To increase the number of people consuming spirulina, a marketing division developed new products. Today Antenna Nutritech Foundation is integrated from production to final product and reaches consumers through a strong network of NGOs distributors.
Green Tongue Candies were a finalist in the Algae Competition for food development.
Spirulina Tuttipakkam near Pondicherry was begun in 2007 as a collaboration between Volontariat of India (volontariat-inde.org) and Codégaz, linked to Gaz de France. The algae is grown in 4 tanks with an area of 250 m2. Production is 25 to 30 kg per month and it has 4 basins in greenhouses.

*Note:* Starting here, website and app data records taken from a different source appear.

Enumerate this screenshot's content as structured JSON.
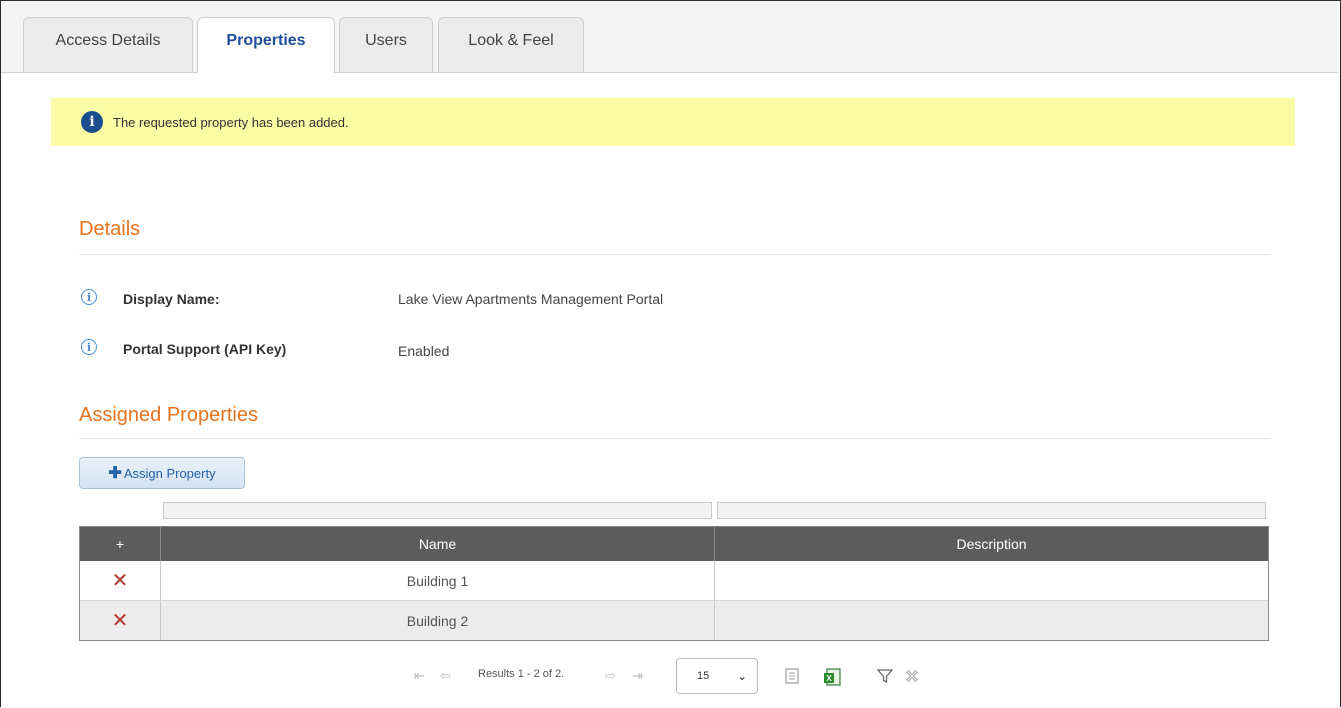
{
  "tabs": [
    {
      "label": "Access Details",
      "active": false
    },
    {
      "label": "Properties",
      "active": true
    },
    {
      "label": "Users",
      "active": false
    },
    {
      "label": "Look & Feel",
      "active": false
    }
  ],
  "alert": {
    "text": "The requested property has been added.",
    "icon": "info-icon"
  },
  "details": {
    "title": "Details",
    "fields": [
      {
        "label": "Display Name:",
        "value": "Lake View Apartments Management Portal"
      },
      {
        "label": "Portal Support (API Key)",
        "value": "Enabled"
      }
    ]
  },
  "assigned": {
    "title": "Assigned Properties",
    "assign_button": "Assign Property",
    "grid": {
      "add_header": "+",
      "columns": [
        "Name",
        "Description"
      ],
      "rows": [
        {
          "name": "Building 1",
          "description": ""
        },
        {
          "name": "Building 2",
          "description": ""
        }
      ]
    },
    "pager": {
      "results": "Results 1 - 2 of 2.",
      "page_size": "15"
    }
  },
  "colors": {
    "accent": "#e8731d",
    "active_tab": "#1f4f9c",
    "alert_bg": "#fbfba6",
    "grid_header": "#5c5c5c",
    "delete": "#b03a2e"
  }
}
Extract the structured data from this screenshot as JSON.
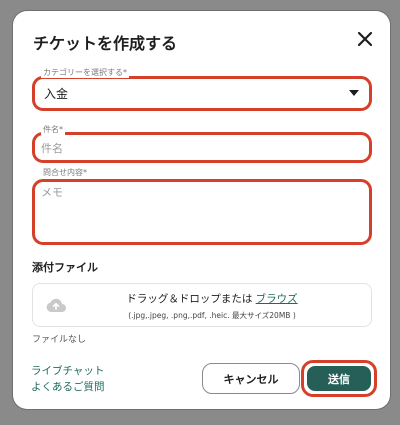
{
  "dialog": {
    "title": "チケットを作成する"
  },
  "category": {
    "label": "カテゴリーを選択する*",
    "value": "入金"
  },
  "subject": {
    "label": "件名*",
    "placeholder": "件名"
  },
  "message": {
    "label": "問合せ内容*",
    "placeholder": "メモ"
  },
  "attachments": {
    "heading": "添付ファイル",
    "drop_text": "ドラッグ＆ドロップまたは",
    "browse_label": "ブラウズ",
    "formats_note": "(.jpg,.jpeg, .png,.pdf, .heic. 最大サイズ20MB )",
    "status": "ファイルなし"
  },
  "footer": {
    "live_chat": "ライブチャット",
    "faq": "よくあるご質問",
    "cancel_label": "キャンセル",
    "send_label": "送信"
  },
  "colors": {
    "accent": "#265f58",
    "highlight": "#d6402a",
    "link": "#1e6a5f"
  },
  "icons": {
    "close": "close-icon",
    "caret": "chevron-down-icon",
    "upload": "cloud-upload-icon"
  }
}
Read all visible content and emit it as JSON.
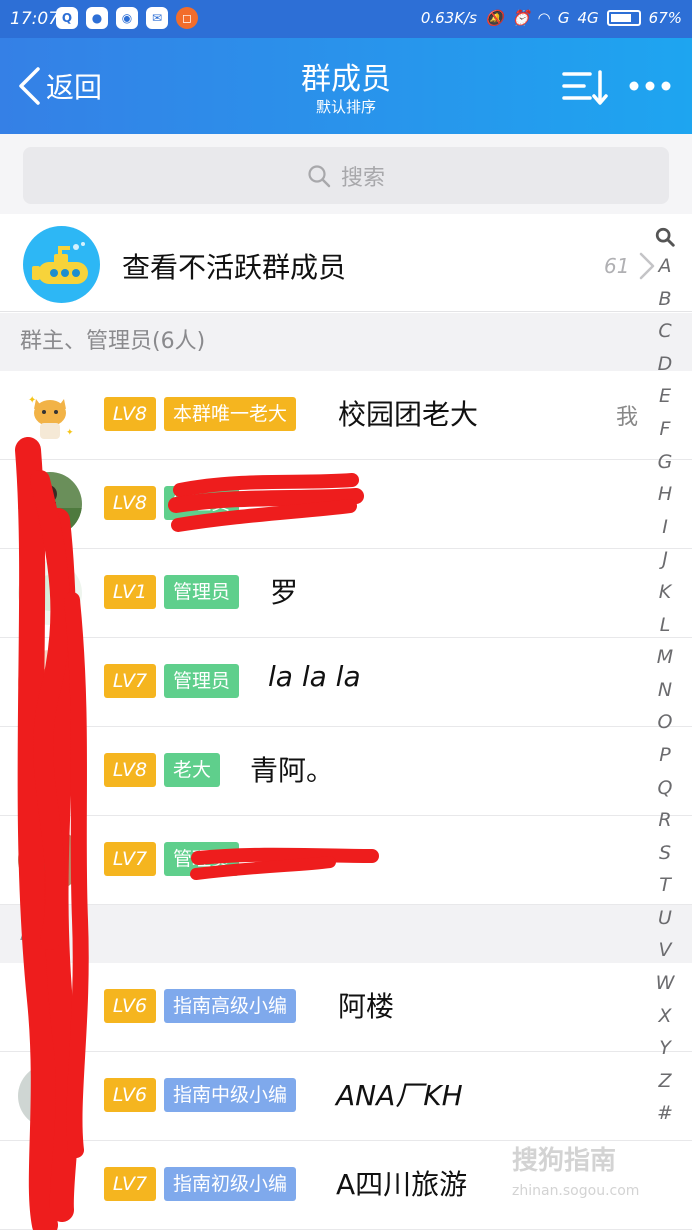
{
  "status_bar": {
    "time": "17:07",
    "net_speed": "0.63K/s",
    "signal1": "G",
    "signal2": "4G",
    "battery": "67%",
    "battery_level": 0.67
  },
  "header": {
    "back_label": "返回",
    "title": "群成员",
    "subtitle": "默认排序"
  },
  "search": {
    "placeholder": "搜索"
  },
  "inactive_row": {
    "label": "查看不活跃群成员",
    "count": "61"
  },
  "sections": [
    {
      "header": "群主、管理员(6人)"
    },
    {
      "header": "A"
    }
  ],
  "members": [
    {
      "level": "LV8",
      "tag": "本群唯一老大",
      "tag_color": "#f5b51f",
      "name": "校园团老大",
      "me": "我"
    },
    {
      "level": "LV8",
      "tag": "管理员",
      "tag_color": "#5fcf8c",
      "name": ""
    },
    {
      "level": "LV1",
      "tag": "管理员",
      "tag_color": "#5fcf8c",
      "name": "罗"
    },
    {
      "level": "LV7",
      "tag": "管理员",
      "tag_color": "#5fcf8c",
      "name": "la la la"
    },
    {
      "level": "LV8",
      "tag": "老大",
      "tag_color": "#5fcf8c",
      "name": "青阿。"
    },
    {
      "level": "LV7",
      "tag": "管理员",
      "tag_color": "#5fcf8c",
      "name": ""
    },
    {
      "level": "LV6",
      "tag": "指南高级小编",
      "tag_color": "#7fa9ec",
      "name": "阿楼"
    },
    {
      "level": "LV6",
      "tag": "指南中级小编",
      "tag_color": "#7fa9ec",
      "name": "ANA厂KH"
    },
    {
      "level": "LV7",
      "tag": "指南初级小编",
      "tag_color": "#7fa9ec",
      "name": "A四川旅游"
    }
  ],
  "index_letters": [
    "A",
    "B",
    "C",
    "D",
    "E",
    "F",
    "G",
    "H",
    "I",
    "J",
    "K",
    "L",
    "M",
    "N",
    "O",
    "P",
    "Q",
    "R",
    "S",
    "T",
    "U",
    "V",
    "W",
    "X",
    "Y",
    "Z",
    "#"
  ],
  "watermark": {
    "brand": "搜狗指南",
    "url": "zhinan.sogou.com"
  }
}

Half is distributed to humanitarian associations, half is sold for economic self-sufficiency.
Burkina Faso has at least nine spirulina farms today (spirulineburkina.org). The first farm was launched in Koudougou in 1999 under the auspices of the Catholic Organisation for Development and Solidarity (OCADES). The three main objectives were 1) supply the diocese and other health centers in Burkina with spirulina against malnutrition, 2) sell a portion on the open market offering the public a food supplement at low cost, 3) create jobs at the farm.
The farm at Le Petite Seminaire expanded in stages to 900m2 and has been self financing since 2000. Its chief objective remains giving the public access to spirulina at a minimum price and distributing the product among the most destitute. It received Health Ministry approval in 2005.
By 2001, success of spirulina, measured by improvement in public health, led to increasing existing farms and setting up new ones with the assistance of non-governmental organizations to meet growing demand in Burkina and in the neighboring countries.
Nayalgué farm in Koudougou. The Burkina Government became involved in a large project, the Nayalgué farm, in co-operation with the diocese of Koudougou and the French NGO TECHNAP. Nayalgué, means “that which expands”. This farm has 3600m2 and a production capacity of 8 tons annually.
This large farm oversupplied the local spirulina market, leading to export production, in particular, to France. The present challenge is to increase exports to finance its humanitarian mission (45% is given or sold at humanitarian prices) and to be certified as fair-trade. Nayalgué claims to be a model farm in Africa as it is successful, locally managed, and easily visited by regional fact-finding missions.
Burkina Faso now has 9 farms or more, ranging from tiny 50m2 pools to the 3,600m2 Nayalgué Farm. Most farms are members of a national spirulina association, using standardized packaging and discussing issues on a monthly basis.
Next> Algaepreneurs and the microfarm movement in France
Small appropriate technology village farms in the developing world have led to the emerging movement of commercial algae microfarms, growing food products for local markets. Since many of these charitable organizations originated from France, microfarms in the developed world began in France, where there are now over 100 algaepreneurs.